Before starting at LMN, I lived in China for over three years, where I became fascinated by the classical gardens of Suzhou. These gardens, unique to southern China, are populated by small pavilions and halls, sculpted rock outcroppings, shallow pools, and planted areas, all contained within a perimeter wall and arranged in an aesthetically pleasing manner. While a pleasing arrangement of rocks may be enough to satisfy bored tourists, architects and designers find the gardens endlessly fascinating for the way they orchestrate experience, frame space, and create illusory depth in their limited boundaries.
Suzhou’s gardens are characterized by ambiguity of interior and exterior space, collisions of disparate forms and materials, and above all the intricate layering of space to create subtle perceptual shifts that serve to destabilize the viewer’s sense of space and scale, inspiring a kind of sublime wonder, a worthy goal for designers in any era or cultural context.
How are these effects achieved? Is Chinese garden design a lost art, or subject to codes buried in ancient design manuals? Can we leverage our computational tools to quantify what makes these gardens so beguiling? Could spatial analysis of these gardens hold any lessons for designers today?
[single point isovist diagram – windows as obstacles]
[single point isovist diagram – windows as void]
As a starting point, we can analyze a floor plan based on “spatial intelligibility” – a metric that indicates the relative visual accessibility or enclosure of a space. Intelligibility is best understood as an aggregation of vectors, a summation of the length of direct sightlines in all directions. From any point in the space, we draw projecting rays outward until they hit obstacles, measure the distance from the origin point to the intersection point, and add the values. (For this example, we’ve used Grasshopper‘s Isovist component.)
[isovist grid with radial projecting lines]
[sample points with color map gradient – low density of samples]
Extending this logic to a grid, we can find this intelligibility value for every grid point and create a gradient map that visualizes the relative visual legibility of the space. In this simple example, we can see clearly that the ‘compressed’ space to the left has lower intelligibility values than the ‘open’ space to the right.
While this type of analysis, based only on physical barriers, could be useful (for retail planning, for instance, or urban design), we have so far assumed only solid obstacles. What would happen if we considered barriers that allowed visual, but not physical connections between adjacent spaces?
[sample points with color map gradient – high density of samples, windows as obstacles]
[sample points with color map gradient – high density of samples, windows as voids]
In Chinese gardens, there is a disjunction between physical accessibility and visual accessibility: windows often open to adjacent spaces that may be accessible only through convoluted, indirect routes. Screen walls divide space but still allow views through. While it may not be the most efficient layout, this complication is the root of many of the gardens’ pleasures, and is worth studying further.

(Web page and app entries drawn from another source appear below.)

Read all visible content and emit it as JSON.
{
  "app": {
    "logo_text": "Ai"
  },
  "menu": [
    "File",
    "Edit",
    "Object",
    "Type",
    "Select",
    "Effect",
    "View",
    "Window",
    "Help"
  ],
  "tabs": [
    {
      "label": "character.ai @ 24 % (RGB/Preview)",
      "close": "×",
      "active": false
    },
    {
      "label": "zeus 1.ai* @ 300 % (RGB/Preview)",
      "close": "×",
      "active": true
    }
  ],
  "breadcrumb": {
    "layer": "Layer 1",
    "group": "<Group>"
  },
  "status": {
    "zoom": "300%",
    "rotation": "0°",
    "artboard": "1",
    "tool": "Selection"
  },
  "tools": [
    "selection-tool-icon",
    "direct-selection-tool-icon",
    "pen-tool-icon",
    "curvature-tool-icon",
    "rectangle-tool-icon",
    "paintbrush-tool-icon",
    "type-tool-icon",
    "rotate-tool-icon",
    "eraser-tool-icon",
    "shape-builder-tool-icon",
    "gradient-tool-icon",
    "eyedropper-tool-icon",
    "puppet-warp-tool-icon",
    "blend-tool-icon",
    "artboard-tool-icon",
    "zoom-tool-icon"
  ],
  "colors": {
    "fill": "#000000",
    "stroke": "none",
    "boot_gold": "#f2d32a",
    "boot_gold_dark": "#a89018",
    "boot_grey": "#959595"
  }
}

For this analysis, we’ve picked the Garden of the Master of Nets, one of Suzhou’s most celebrated gardens. A moderately sized garden, it contains several areas of interest: a relatively enclosed section with halls and courtyards along a linear axis, a large open area around a shallow pool, and several intriguing areas where covered walkways collide with small pavilions and rockeries. By analyzing the plan for both physical and visual intelligibility, we can begin to quantify and visualize the unique qualities of each space.
Here, we’ve mapped physical intelligibility; how accessible is each point on the grid? Note the values around the pond: though visitors can see across, we’re treating the pond edge as a boundary.
Here, we’ve mapped visual intelligibility, and so we’ve removed the obstacle objects wherever a window or screen wall allows views through to spaces beyond. Note the pond edge again, some of the longest sightlines are to be had around the pool.
Finally, by calculating the difference between the physical and visual intelligibility values, we can create a map of the spaces where the disjunction between the two is greatest, and we can surmise that these are the areas where the surprising perceptual effects of the garden are most evident. The pond edge is worth noting again, as the views are open, but movement is restrained. More surprising, areas that are dense with rockeries and covered walkways are highlighted as well. These areas are physically divided but visually permeable thanks to the corridors’ open edges and prevalence of screen walls and windows.
Visual connectivity without physical access could be frustrating, but here is is an operative method of the design, and a technique that could be adapted for future building projects if such an effect is desirable. Designers today often deal with situations where circulation paths are kept separate for security, or sanitary, or social reasons. In such cases, visual connectivity may be encouraged as a way to enliven a users’ experience of the space. In retail design, intelligibility maps can be used to anticipate shopfront visibility, and thus sales. Extended to a sectional analysis, or a three-dimensional matrix, similar techniques could be used to analyze the overall legibility of a stadium or auditorium. In urban planning, these metrics could be used to anticipate traffic loads, or to speculate on usage patterns of public spaces. In all cases, intelligibility ties computational power to qualitative effects, and is worth further study as a metric that help designers bridge the gap between the digital and the physical.